--- DATA SUPPLIED Enclosed Below ---

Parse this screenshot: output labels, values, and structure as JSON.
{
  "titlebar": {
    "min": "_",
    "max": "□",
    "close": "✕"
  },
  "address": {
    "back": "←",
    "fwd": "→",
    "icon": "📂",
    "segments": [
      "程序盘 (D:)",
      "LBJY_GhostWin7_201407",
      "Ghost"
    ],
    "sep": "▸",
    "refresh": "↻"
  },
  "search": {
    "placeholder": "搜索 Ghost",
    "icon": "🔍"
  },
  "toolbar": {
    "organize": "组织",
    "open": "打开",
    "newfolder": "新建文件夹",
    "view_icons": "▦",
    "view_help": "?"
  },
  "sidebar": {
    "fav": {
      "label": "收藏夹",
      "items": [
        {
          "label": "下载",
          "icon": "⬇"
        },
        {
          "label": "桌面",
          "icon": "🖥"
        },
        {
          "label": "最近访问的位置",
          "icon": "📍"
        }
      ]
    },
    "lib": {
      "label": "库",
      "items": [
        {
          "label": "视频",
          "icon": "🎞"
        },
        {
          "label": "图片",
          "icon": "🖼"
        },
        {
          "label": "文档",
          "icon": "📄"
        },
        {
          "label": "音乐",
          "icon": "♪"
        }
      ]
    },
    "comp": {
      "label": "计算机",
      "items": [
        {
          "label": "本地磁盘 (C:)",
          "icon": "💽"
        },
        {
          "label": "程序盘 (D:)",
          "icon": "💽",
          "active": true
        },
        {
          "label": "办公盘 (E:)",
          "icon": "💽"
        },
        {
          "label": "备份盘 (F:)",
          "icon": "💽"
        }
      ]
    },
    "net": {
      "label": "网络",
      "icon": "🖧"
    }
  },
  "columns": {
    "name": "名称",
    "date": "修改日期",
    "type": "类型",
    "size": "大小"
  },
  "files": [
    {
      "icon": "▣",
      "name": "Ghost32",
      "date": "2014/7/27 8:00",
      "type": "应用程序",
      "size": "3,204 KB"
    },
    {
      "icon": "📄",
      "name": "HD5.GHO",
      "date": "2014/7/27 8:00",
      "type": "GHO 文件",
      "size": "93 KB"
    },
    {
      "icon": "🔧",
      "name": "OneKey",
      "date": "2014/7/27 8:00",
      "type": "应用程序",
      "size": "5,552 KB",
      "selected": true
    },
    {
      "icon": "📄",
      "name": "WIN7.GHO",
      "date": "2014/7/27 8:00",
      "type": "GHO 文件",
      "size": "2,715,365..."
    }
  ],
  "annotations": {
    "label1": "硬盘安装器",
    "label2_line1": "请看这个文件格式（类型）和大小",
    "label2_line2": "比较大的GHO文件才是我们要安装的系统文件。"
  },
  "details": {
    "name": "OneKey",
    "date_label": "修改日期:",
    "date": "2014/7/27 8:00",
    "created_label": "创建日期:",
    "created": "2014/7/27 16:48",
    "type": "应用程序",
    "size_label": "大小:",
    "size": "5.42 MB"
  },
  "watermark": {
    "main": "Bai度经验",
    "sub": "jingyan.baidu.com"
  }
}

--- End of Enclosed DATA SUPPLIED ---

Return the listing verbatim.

Parse this screenshot: output labels, values, and structure as JSON.
{
  "titlebar": {
    "min": "_",
    "max": "□",
    "close": "✕"
  },
  "address": {
    "back": "←",
    "fwd": "→",
    "icon": "📂",
    "segments": [
      "程序盘 (D:)",
      "LBJY_GhostWin7_201407",
      "Ghost"
    ],
    "sep": "▸",
    "refresh": "↻"
  },
  "search": {
    "placeholder": "搜索 Ghost",
    "icon": "🔍"
  },
  "toolbar": {
    "organize": "组织",
    "open": "打开",
    "newfolder": "新建文件夹",
    "view_icons": "▦",
    "view_help": "?"
  },
  "sidebar": {
    "fav": {
      "label": "收藏夹",
      "items": [
        {
          "label": "下载",
          "icon": "⬇"
        },
        {
          "label": "桌面",
          "icon": "🖥"
        },
        {
          "label": "最近访问的位置",
          "icon": "📍"
        }
      ]
    },
    "lib": {
      "label": "库",
      "items": [
        {
          "label": "视频",
          "icon": "🎞"
        },
        {
          "label": "图片",
          "icon": "🖼"
        },
        {
          "label": "文档",
          "icon": "📄"
        },
        {
          "label": "音乐",
          "icon": "♪"
        }
      ]
    },
    "comp": {
      "label": "计算机",
      "items": [
        {
          "label": "本地磁盘 (C:)",
          "icon": "💽"
        },
        {
          "label": "程序盘 (D:)",
          "icon": "💽",
          "active": true
        },
        {
          "label": "办公盘 (E:)",
          "icon": "💽"
        },
        {
          "label": "备份盘 (F:)",
          "icon": "💽"
        }
      ]
    },
    "net": {
      "label": "网络",
      "icon": "🖧"
    }
  },
  "columns": {
    "name": "名称",
    "date": "修改日期",
    "type": "类型",
    "size": "大小"
  },
  "files": [
    {
      "icon": "▣",
      "name": "Ghost32",
      "date": "2014/7/27 8:00",
      "type": "应用程序",
      "size": "3,204 KB"
    },
    {
      "icon": "📄",
      "name": "HD5.GHO",
      "date": "2014/7/27 8:00",
      "type": "GHO 文件",
      "size": "93 KB"
    },
    {
      "icon": "🔧",
      "name": "OneKey",
      "date": "2014/7/27 8:00",
      "type": "应用程序",
      "size": "5,552 KB",
      "selected": true
    },
    {
      "icon": "📄",
      "name": "WIN7.GHO",
      "date": "2014/7/27 8:00",
      "type": "GHO 文件",
      "size": "2,715,365..."
    }
  ],
  "annotations": {
    "label1": "硬盘安装器",
    "label2_line1": "请看这个文件格式（类型）和大小",
    "label2_line2": "比较大的GHO文件才是我们要安装的系统文件。"
  },
  "details": {
    "name": "OneKey",
    "date_label": "修改日期:",
    "date": "2014/7/27 8:00",
    "created_label": "创建日期:",
    "created": "2014/7/27 16:48",
    "type": "应用程序",
    "size_label": "大小:",
    "size": "5.42 MB"
  },
  "watermark": {
    "main": "Bai度经验",
    "sub": "jingyan.baidu.com"
  }
}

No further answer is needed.